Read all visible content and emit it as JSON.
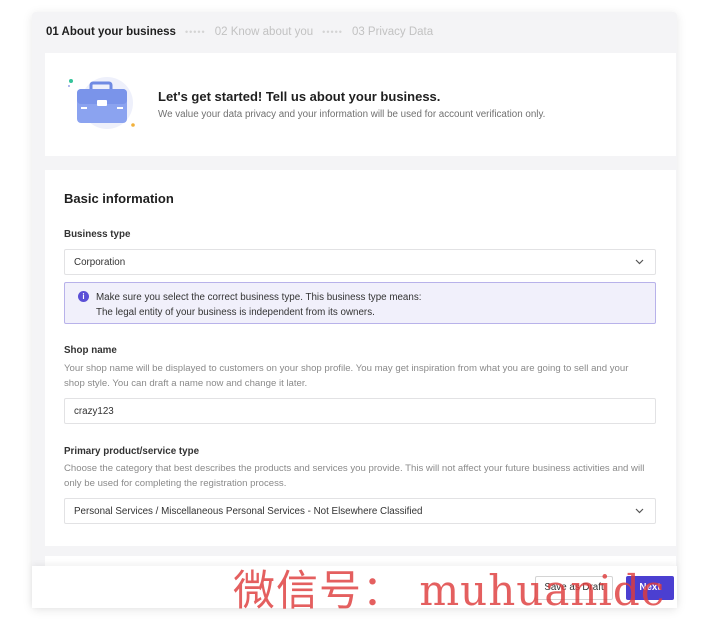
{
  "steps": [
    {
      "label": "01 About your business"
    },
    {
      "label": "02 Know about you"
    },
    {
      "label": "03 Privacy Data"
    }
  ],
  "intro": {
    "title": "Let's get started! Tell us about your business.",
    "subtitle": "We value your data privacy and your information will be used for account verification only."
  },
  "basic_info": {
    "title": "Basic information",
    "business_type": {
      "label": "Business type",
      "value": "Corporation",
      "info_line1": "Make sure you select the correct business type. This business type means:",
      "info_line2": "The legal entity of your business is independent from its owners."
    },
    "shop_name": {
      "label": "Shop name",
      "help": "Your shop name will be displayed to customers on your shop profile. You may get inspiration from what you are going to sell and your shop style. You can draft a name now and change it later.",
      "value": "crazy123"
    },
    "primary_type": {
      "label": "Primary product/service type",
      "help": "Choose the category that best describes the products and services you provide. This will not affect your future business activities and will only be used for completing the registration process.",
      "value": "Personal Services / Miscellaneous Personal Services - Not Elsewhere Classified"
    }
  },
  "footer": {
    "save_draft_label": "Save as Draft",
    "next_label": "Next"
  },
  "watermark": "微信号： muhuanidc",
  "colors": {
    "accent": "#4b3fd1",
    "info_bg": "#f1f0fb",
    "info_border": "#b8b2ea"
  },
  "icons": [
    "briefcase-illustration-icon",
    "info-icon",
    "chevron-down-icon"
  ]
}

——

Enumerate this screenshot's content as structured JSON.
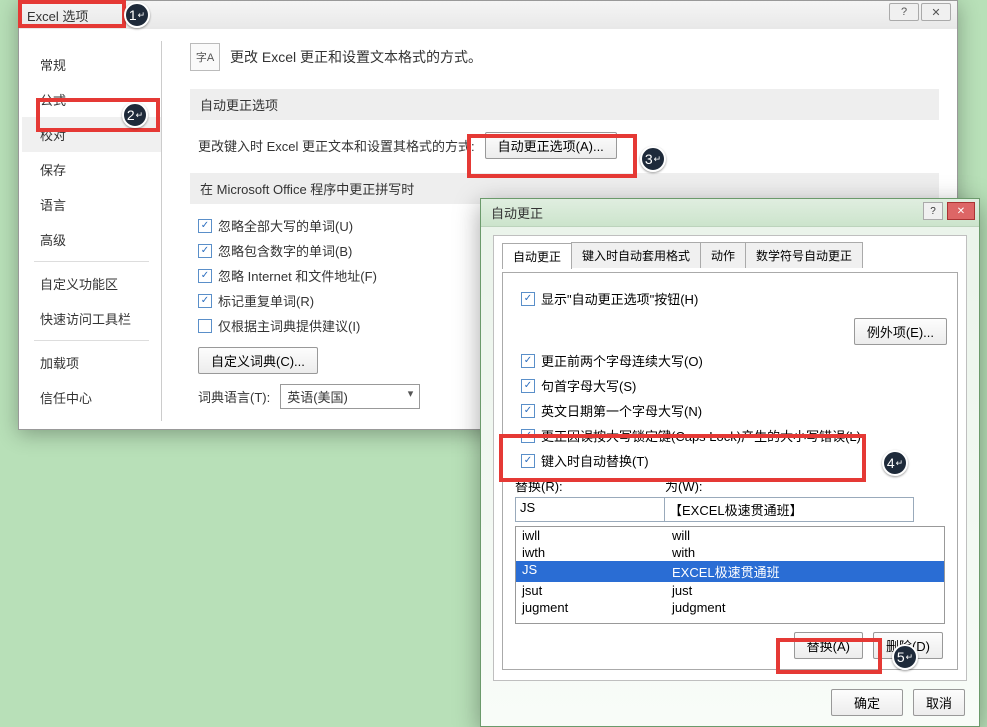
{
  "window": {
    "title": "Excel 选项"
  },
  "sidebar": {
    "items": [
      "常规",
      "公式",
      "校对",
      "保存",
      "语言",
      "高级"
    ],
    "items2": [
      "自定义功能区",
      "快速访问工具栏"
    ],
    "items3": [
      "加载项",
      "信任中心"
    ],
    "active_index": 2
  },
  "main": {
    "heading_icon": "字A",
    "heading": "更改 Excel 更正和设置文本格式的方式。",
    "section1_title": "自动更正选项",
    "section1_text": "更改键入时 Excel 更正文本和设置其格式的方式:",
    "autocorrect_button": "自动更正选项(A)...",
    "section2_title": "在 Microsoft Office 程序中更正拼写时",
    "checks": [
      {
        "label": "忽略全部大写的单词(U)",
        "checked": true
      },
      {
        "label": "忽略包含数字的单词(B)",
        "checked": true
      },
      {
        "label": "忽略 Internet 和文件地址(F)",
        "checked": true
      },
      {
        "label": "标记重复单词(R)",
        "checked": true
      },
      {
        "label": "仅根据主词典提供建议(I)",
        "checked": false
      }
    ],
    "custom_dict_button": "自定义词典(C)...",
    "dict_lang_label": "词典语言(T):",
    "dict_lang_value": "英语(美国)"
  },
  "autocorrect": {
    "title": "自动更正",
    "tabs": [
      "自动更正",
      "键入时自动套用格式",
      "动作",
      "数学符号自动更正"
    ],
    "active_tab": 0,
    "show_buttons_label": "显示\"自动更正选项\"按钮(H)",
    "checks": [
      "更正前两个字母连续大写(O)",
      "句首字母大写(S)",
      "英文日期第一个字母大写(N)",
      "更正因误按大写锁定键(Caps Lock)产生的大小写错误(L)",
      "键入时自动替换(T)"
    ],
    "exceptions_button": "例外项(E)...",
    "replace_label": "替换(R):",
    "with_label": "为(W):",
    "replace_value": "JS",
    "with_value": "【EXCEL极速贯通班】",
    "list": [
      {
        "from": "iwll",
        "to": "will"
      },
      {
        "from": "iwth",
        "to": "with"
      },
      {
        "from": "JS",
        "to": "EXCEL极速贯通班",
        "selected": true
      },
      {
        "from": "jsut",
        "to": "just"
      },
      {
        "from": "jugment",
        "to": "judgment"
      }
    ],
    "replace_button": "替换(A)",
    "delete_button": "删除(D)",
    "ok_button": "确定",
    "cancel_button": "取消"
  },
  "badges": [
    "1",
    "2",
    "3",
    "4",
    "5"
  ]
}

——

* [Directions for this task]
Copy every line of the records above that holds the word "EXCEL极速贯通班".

* [The completed task]
    "with_value": "【EXCEL极速贯通班】",
        "to": "EXCEL极速贯通班",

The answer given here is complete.